I considered how to represent something so seemingly trivial as a journey I take almost everyday. My first thought was, of course, photographs, but any I took felt like a detachment from something that I realised was surprisingly intimate. Each time I walk that route something will be different even if every other aspect is identical. My thoughts won’t repeat in the same places every time I travel, but run wild, enflamed by the sights, sounds and smells I encounter on my half an hour adventure.

I start by leaving my house and immediately having to re-enter because I left my keys indoors. Cue phoning my sleepy housemates and incessant apologising.

As I walk down the street I look out for the tabby cat that took a liking to me last year. I haven’t seen her since returning, I hope she’s ok. I walk under the stone bridge that lifts the train-tracks above our heads and marvel at the dappling of light that makes the plethora of graffiti shine. Is graffiti a way to merely gain a response or is it someones real desire to share their artistic musings? It’s difficult to think deeply about graffiti when someone have sprayed a phallic genital over the top of someone else’s phenomenal piece.

The sun shines in my eyes and strobes as I walk next to the metal fence that houses the Rugby Arena. I always worry that I stare to much while walking and that people are going to think there is something wrong with me. I want to not worry what strangers think … I haven’t yet succeeded.

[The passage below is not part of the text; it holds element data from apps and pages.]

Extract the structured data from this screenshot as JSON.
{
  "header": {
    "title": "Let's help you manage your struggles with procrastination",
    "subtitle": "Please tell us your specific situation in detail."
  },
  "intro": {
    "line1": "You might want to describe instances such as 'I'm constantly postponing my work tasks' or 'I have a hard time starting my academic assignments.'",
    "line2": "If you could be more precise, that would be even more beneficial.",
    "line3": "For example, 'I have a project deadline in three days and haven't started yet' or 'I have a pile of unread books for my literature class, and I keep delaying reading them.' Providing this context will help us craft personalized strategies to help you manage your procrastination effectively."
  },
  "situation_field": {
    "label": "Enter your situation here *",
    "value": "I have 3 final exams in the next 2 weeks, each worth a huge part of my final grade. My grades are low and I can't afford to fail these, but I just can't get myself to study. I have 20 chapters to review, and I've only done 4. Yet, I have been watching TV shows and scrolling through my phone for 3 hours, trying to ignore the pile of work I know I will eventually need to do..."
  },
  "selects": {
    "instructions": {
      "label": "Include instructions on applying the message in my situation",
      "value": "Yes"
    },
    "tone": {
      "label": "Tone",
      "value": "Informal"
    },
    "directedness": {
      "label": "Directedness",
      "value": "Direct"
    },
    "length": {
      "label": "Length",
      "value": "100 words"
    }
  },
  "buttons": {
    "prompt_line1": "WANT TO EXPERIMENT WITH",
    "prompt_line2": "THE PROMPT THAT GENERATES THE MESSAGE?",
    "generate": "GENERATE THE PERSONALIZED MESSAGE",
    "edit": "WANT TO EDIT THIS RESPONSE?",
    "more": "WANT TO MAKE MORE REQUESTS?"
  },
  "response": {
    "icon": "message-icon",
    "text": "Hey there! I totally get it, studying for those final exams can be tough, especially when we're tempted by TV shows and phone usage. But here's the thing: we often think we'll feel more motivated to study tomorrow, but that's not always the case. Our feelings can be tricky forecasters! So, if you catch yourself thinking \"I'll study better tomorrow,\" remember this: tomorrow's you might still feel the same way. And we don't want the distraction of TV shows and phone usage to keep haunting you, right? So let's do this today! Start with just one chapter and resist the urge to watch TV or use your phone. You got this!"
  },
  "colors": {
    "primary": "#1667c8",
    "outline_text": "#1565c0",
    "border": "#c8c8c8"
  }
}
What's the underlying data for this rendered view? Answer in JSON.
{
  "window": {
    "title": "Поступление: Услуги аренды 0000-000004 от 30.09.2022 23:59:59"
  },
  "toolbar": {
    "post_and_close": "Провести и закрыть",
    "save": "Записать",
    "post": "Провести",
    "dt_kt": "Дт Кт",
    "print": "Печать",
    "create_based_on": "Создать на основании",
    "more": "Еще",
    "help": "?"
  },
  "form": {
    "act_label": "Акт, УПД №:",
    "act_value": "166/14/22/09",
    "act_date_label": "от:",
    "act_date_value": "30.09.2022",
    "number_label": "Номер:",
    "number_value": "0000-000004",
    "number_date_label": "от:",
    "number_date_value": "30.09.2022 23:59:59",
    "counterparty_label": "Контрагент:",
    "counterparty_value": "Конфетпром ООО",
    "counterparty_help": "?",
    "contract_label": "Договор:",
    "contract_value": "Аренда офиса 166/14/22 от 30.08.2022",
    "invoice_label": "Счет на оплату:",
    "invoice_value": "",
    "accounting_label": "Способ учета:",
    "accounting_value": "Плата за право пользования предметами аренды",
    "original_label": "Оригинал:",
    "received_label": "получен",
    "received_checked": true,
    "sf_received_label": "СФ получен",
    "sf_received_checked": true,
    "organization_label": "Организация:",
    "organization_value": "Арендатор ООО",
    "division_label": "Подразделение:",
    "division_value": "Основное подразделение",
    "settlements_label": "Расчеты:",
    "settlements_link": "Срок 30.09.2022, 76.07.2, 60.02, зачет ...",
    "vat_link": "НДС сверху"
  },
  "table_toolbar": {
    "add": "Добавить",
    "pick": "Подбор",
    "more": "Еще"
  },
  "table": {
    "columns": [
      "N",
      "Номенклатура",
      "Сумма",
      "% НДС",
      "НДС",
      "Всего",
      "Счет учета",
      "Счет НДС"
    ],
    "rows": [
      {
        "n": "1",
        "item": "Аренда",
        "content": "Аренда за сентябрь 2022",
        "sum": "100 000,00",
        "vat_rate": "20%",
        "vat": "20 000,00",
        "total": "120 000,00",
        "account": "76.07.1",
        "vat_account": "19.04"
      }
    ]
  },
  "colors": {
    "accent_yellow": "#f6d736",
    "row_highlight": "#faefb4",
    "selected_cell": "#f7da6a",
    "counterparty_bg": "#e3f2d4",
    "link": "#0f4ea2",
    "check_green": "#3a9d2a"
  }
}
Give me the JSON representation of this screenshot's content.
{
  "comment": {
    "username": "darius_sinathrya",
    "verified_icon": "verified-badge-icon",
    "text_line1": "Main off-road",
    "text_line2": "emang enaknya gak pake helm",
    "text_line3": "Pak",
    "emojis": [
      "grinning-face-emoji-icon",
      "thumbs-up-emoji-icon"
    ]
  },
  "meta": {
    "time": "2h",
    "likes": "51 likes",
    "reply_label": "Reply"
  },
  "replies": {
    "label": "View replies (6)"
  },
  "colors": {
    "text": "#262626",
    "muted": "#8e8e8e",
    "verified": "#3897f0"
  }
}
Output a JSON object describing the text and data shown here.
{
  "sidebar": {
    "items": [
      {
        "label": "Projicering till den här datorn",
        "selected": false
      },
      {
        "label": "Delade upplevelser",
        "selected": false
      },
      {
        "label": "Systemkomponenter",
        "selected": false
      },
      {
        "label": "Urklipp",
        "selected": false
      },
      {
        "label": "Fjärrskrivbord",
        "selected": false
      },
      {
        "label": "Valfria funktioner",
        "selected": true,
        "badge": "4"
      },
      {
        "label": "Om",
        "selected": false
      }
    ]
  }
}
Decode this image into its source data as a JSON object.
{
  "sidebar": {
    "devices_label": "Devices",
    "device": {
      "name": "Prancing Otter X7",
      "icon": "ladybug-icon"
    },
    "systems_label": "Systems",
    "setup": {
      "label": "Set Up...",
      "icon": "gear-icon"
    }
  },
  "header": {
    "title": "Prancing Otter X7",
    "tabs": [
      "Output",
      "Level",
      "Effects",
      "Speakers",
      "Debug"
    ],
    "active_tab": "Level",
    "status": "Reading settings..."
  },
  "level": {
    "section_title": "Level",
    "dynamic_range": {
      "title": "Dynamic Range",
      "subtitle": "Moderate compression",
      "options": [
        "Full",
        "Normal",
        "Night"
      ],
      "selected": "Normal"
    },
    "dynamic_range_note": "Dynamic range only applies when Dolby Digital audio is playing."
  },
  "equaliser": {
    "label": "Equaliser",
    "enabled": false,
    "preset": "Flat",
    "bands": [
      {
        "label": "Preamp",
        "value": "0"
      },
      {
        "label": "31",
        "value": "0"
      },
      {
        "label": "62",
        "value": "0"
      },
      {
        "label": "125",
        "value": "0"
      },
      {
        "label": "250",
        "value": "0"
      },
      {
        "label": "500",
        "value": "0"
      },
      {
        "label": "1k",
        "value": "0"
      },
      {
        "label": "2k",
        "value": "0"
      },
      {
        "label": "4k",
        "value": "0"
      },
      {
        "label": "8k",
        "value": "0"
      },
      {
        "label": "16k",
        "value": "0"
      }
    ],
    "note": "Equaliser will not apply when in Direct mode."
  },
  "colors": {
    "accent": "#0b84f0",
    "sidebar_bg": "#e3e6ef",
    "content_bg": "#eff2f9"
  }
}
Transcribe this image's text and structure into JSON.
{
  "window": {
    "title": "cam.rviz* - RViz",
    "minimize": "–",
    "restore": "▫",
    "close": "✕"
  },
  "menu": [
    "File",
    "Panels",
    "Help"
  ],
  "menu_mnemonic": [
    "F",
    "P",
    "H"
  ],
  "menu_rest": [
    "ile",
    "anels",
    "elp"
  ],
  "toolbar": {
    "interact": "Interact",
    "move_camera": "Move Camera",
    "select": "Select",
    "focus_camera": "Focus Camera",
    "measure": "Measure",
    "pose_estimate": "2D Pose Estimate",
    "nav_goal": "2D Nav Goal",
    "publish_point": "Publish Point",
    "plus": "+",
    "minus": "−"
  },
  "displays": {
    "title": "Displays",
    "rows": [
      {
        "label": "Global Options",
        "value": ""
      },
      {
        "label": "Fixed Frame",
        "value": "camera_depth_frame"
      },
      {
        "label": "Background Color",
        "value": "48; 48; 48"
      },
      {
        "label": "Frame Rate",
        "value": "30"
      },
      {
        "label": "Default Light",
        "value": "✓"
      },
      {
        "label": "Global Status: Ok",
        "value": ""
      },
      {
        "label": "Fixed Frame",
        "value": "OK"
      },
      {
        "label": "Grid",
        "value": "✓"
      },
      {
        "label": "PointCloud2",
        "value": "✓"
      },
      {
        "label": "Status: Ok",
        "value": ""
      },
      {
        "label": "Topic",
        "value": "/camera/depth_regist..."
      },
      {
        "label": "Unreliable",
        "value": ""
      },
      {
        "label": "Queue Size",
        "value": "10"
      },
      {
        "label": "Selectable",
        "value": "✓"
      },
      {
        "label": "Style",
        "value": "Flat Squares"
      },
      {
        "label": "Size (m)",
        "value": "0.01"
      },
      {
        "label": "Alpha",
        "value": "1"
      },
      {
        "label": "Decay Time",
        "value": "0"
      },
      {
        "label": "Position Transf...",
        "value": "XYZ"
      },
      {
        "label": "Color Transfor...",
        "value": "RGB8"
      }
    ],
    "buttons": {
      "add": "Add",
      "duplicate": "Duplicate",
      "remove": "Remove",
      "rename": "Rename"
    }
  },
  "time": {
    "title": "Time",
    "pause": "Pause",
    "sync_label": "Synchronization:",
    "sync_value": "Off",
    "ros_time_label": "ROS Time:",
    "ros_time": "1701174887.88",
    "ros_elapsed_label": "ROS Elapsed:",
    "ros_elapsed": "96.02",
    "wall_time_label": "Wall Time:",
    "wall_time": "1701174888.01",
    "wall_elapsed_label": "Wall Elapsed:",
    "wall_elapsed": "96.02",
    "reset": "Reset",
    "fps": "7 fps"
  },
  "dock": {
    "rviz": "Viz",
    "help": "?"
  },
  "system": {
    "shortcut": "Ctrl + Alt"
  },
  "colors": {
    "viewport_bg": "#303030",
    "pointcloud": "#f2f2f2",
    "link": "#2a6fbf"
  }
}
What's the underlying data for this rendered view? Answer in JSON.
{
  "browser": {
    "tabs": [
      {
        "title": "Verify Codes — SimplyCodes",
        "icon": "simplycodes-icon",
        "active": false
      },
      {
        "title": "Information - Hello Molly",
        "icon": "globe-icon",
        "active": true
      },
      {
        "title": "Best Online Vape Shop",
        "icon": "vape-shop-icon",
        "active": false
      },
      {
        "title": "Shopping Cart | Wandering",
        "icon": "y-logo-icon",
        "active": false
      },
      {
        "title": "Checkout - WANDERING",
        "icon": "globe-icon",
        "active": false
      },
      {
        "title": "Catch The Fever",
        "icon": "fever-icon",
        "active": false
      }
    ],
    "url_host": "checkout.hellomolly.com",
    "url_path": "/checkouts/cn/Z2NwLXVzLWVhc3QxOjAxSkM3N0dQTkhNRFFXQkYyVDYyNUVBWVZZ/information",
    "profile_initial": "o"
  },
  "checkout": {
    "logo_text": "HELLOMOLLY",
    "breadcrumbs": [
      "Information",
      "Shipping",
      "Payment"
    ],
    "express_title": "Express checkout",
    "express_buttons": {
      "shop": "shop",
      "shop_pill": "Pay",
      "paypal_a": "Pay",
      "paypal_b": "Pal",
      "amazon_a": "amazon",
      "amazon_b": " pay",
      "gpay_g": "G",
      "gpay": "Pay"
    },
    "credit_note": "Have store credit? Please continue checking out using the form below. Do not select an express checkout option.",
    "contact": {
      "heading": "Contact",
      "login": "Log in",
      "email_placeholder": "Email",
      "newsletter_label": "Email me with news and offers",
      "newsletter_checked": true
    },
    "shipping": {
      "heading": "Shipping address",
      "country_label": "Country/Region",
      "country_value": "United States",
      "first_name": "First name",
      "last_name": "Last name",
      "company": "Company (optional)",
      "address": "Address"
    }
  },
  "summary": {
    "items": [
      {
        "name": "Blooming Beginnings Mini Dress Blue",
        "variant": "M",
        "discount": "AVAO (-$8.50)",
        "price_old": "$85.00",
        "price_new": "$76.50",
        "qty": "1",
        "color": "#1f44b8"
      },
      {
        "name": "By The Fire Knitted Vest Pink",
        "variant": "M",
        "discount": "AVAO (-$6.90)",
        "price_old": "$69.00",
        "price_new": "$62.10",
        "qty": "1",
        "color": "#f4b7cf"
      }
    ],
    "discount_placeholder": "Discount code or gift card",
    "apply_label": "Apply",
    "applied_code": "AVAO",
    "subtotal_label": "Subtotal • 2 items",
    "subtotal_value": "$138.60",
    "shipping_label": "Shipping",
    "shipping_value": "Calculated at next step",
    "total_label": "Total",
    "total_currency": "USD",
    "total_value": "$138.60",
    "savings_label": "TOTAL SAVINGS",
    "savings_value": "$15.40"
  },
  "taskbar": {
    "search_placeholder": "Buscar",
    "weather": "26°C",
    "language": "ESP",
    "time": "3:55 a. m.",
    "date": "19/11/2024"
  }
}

When I knew I was going to writing about my journey, the story formed in my head as I was walking, and became a part of the experience. I noticed things I do every day that otherwise I don’t even realise are things I do. My marvel at the enormous willow tree behind the old abandoned pub, how I feel the desire every day I walk past it to peer over into the river. I think I find water calming.

As I go through the tunnel to a new road, I instantly feel calmer. I am making progress. I enjoy this road because of the buildings, old and beautiful because of it. Buildings with top floors that jut out further than the bottom, and are covered in wood and beams that are silent but I imagine them creaking. The heavy wooden doors look more suited for a Cathedral instead of ‘Bears and Doll Houses’.

The writing gets harder here, because my mind wandered to the point where the journey was insignificant to my thoughts. It became something I was travelling with a purpose but no investment. As long as it got me where I needed to be, my mind was free to wander to things I can’t even remember now. I briefly considered why Teepees had appeared in the centre of town but was then distracted by someone talking quite emphatically and it wasn’t possible to discern whether they had a hands-free head-set, or were conversing with their personal unseen entities.

As I see the Ellen Terry building my mind snaps back to reality and I feel relief for the end. I also consider that my relief is intrinsically linked to the fact I am incredibly lazy.

I don’t dislike the journey, but so often it feels like wasted time. I don’t remember what I am thinking about when my mind wanders from my movements, so I feel lost despite the purpose of the journey being completed and successful.

As I walk into the building, trying to juggle my coffee with my Student Card, I realise I have to try and write this in a way that gives context to something that feels incredibly abstract to me. I want this so desperately to make sense and sound beautiful … but my thoughts are my own and the journey itself is not one of beauty but necessity. I see beauty in my surroundings, not the task of walking.